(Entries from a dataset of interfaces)
========

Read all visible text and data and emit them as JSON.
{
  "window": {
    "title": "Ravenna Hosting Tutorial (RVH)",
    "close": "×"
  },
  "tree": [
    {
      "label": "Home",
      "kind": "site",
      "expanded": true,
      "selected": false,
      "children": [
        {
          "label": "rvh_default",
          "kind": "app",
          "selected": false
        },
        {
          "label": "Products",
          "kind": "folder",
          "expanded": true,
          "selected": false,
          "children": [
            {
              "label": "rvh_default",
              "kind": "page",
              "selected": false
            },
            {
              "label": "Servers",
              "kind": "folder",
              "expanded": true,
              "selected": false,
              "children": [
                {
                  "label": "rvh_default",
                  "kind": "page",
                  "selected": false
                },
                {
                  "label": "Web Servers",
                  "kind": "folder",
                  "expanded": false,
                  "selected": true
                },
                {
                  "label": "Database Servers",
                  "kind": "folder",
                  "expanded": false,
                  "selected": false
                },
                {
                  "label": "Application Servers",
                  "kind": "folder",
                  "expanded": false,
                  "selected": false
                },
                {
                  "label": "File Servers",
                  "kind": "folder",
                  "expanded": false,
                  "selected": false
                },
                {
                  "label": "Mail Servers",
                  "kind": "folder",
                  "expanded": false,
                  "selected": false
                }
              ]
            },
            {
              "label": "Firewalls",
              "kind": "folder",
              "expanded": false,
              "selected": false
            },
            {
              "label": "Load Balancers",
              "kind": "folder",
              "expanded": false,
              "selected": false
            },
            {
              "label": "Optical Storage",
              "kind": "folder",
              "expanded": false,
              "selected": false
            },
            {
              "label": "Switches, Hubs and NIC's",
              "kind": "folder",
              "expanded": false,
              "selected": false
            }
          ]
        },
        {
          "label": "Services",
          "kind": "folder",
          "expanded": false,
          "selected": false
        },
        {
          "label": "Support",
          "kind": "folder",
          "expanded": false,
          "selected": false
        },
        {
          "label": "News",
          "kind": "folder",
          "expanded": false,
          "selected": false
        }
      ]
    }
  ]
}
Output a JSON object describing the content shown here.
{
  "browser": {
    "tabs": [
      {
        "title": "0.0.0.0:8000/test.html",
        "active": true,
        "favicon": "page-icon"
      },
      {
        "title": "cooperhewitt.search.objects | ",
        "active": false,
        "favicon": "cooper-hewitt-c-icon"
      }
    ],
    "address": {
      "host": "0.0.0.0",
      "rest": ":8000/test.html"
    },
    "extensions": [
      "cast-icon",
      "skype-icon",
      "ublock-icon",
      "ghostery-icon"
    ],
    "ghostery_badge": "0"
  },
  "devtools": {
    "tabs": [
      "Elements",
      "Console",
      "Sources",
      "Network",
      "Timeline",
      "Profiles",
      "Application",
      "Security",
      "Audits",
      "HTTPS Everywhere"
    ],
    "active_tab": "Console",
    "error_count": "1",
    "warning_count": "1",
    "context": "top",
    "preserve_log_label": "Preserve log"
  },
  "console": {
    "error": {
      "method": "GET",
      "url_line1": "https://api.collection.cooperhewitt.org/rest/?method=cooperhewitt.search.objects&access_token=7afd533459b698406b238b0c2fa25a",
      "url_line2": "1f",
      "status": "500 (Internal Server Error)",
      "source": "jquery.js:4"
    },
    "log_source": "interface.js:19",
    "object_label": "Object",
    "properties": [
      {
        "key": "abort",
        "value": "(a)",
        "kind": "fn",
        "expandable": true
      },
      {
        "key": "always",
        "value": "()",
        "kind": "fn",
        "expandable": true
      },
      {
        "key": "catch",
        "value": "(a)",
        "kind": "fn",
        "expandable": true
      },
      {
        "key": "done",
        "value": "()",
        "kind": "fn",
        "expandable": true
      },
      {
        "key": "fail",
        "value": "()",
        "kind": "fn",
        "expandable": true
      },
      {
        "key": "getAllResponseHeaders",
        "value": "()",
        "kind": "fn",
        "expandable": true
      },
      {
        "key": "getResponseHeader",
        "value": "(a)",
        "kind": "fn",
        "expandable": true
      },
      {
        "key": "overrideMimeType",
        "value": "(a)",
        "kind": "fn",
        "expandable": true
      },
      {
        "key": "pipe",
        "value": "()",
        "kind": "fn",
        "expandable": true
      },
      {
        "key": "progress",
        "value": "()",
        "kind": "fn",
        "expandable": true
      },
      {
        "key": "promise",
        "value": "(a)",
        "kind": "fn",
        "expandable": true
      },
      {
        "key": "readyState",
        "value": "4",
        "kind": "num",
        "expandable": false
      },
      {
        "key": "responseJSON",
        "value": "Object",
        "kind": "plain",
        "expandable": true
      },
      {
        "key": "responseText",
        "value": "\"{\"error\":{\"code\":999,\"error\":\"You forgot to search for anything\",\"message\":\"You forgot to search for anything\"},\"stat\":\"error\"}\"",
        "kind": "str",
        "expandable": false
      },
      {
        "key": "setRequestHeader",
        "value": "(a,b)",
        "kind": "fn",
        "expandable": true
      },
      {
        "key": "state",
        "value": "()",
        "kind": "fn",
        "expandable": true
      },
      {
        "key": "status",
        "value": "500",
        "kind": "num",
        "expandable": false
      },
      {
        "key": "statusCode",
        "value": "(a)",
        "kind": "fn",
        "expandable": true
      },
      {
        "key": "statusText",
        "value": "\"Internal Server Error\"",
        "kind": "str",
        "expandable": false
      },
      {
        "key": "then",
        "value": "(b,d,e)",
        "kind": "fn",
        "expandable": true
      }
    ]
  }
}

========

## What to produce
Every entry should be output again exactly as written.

## Solution to this exercise
Read all visible text and data and emit them as JSON.
{
  "window": {
    "title": "Ravenna Hosting Tutorial (RVH)",
    "close": "×"
  },
  "tree": [
    {
      "label": "Home",
      "kind": "site",
      "expanded": true,
      "selected": false,
      "children": [
        {
          "label": "rvh_default",
          "kind": "app",
          "selected": false
        },
        {
          "label": "Products",
          "kind": "folder",
          "expanded": true,
          "selected": false,
          "children": [
            {
              "label": "rvh_default",
              "kind": "page",
              "selected": false
            },
            {
              "label": "Servers",
              "kind": "folder",
              "expanded": true,
              "selected": false,
              "children": [
                {
                  "label": "rvh_default",
                  "kind": "page",
                  "selected": false
                },
                {
                  "label": "Web Servers",
                  "kind": "folder",
                  "expanded": false,
                  "selected": true
                },
                {
                  "label": "Database Servers",
                  "kind": "folder",
                  "expanded": false,
                  "selected": false
                },
                {
                  "label": "Application Servers",
                  "kind": "folder",
                  "expanded": false,
                  "selected": false
                },
                {
                  "label": "File Servers",
                  "kind": "folder",
                  "expanded": false,
                  "selected": false
                },
                {
                  "label": "Mail Servers",
                  "kind": "folder",
                  "expanded": false,
                  "selected": false
                }
              ]
            },
            {
              "label": "Firewalls",
              "kind": "folder",
              "expanded": false,
              "selected": false
            },
            {
              "label": "Load Balancers",
              "kind": "folder",
              "expanded": false,
              "selected": false
            },
            {
              "label": "Optical Storage",
              "kind": "folder",
              "expanded": false,
              "selected": false
            },
            {
              "label": "Switches, Hubs and NIC's",
              "kind": "folder",
              "expanded": false,
              "selected": false
            }
          ]
        },
        {
          "label": "Services",
          "kind": "folder",
          "expanded": false,
          "selected": false
        },
        {
          "label": "Support",
          "kind": "folder",
          "expanded": false,
          "selected": false
        },
        {
          "label": "News",
          "kind": "folder",
          "expanded": false,
          "selected": false
        }
      ]
    }
  ]
}
Output a JSON object describing the content shown here.
{
  "browser": {
    "tabs": [
      {
        "title": "0.0.0.0:8000/test.html",
        "active": true,
        "favicon": "page-icon"
      },
      {
        "title": "cooperhewitt.search.objects | ",
        "active": false,
        "favicon": "cooper-hewitt-c-icon"
      }
    ],
    "address": {
      "host": "0.0.0.0",
      "rest": ":8000/test.html"
    },
    "extensions": [
      "cast-icon",
      "skype-icon",
      "ublock-icon",
      "ghostery-icon"
    ],
    "ghostery_badge": "0"
  },
  "devtools": {
    "tabs": [
      "Elements",
      "Console",
      "Sources",
      "Network",
      "Timeline",
      "Profiles",
      "Application",
      "Security",
      "Audits",
      "HTTPS Everywhere"
    ],
    "active_tab": "Console",
    "error_count": "1",
    "warning_count": "1",
    "context": "top",
    "preserve_log_label": "Preserve log"
  },
  "console": {
    "error": {
      "method": "GET",
      "url_line1": "https://api.collection.cooperhewitt.org/rest/?method=cooperhewitt.search.objects&access_token=7afd533459b698406b238b0c2fa25a",
      "url_line2": "1f",
      "status": "500 (Internal Server Error)",
      "source": "jquery.js:4"
    },
    "log_source": "interface.js:19",
    "object_label": "Object",
    "properties": [
      {
        "key": "abort",
        "value": "(a)",
        "kind": "fn",
        "expandable": true
      },
      {
        "key": "always",
        "value": "()",
        "kind": "fn",
        "expandable": true
      },
      {
        "key": "catch",
        "value": "(a)",
        "kind": "fn",
        "expandable": true
      },
      {
        "key": "done",
        "value": "()",
        "kind": "fn",
        "expandable": true
      },
      {
        "key": "fail",
        "value": "()",
        "kind": "fn",
        "expandable": true
      },
      {
        "key": "getAllResponseHeaders",
        "value": "()",
        "kind": "fn",
        "expandable": true
      },
      {
        "key": "getResponseHeader",
        "value": "(a)",
        "kind": "fn",
        "expandable": true
      },
      {
        "key": "overrideMimeType",
        "value": "(a)",
        "kind": "fn",
        "expandable": true
      },
      {
        "key": "pipe",
        "value": "()",
        "kind": "fn",
        "expandable": true
      },
      {
        "key": "progress",
        "value": "()",
        "kind": "fn",
        "expandable": true
      },
      {
        "key": "promise",
        "value": "(a)",
        "kind": "fn",
        "expandable": true
      },
      {
        "key": "readyState",
        "value": "4",
        "kind": "num",
        "expandable": false
      },
      {
        "key": "responseJSON",
        "value": "Object",
        "kind": "plain",
        "expandable": true
      },
      {
        "key": "responseText",
        "value": "\"{\"error\":{\"code\":999,\"error\":\"You forgot to search for anything\",\"message\":\"You forgot to search for anything\"},\"stat\":\"error\"}\"",
        "kind": "str",
        "expandable": false
      },
      {
        "key": "setRequestHeader",
        "value": "(a,b)",
        "kind": "fn",
        "expandable": true
      },
      {
        "key": "state",
        "value": "()",
        "kind": "fn",
        "expandable": true
      },
      {
        "key": "status",
        "value": "500",
        "kind": "num",
        "expandable": false
      },
      {
        "key": "statusCode",
        "value": "(a)",
        "kind": "fn",
        "expandable": true
      },
      {
        "key": "statusText",
        "value": "\"Internal Server Error\"",
        "kind": "str",
        "expandable": false
      },
      {
        "key": "then",
        "value": "(b,d,e)",
        "kind": "fn",
        "expandable": true
      }
    ]
  }
}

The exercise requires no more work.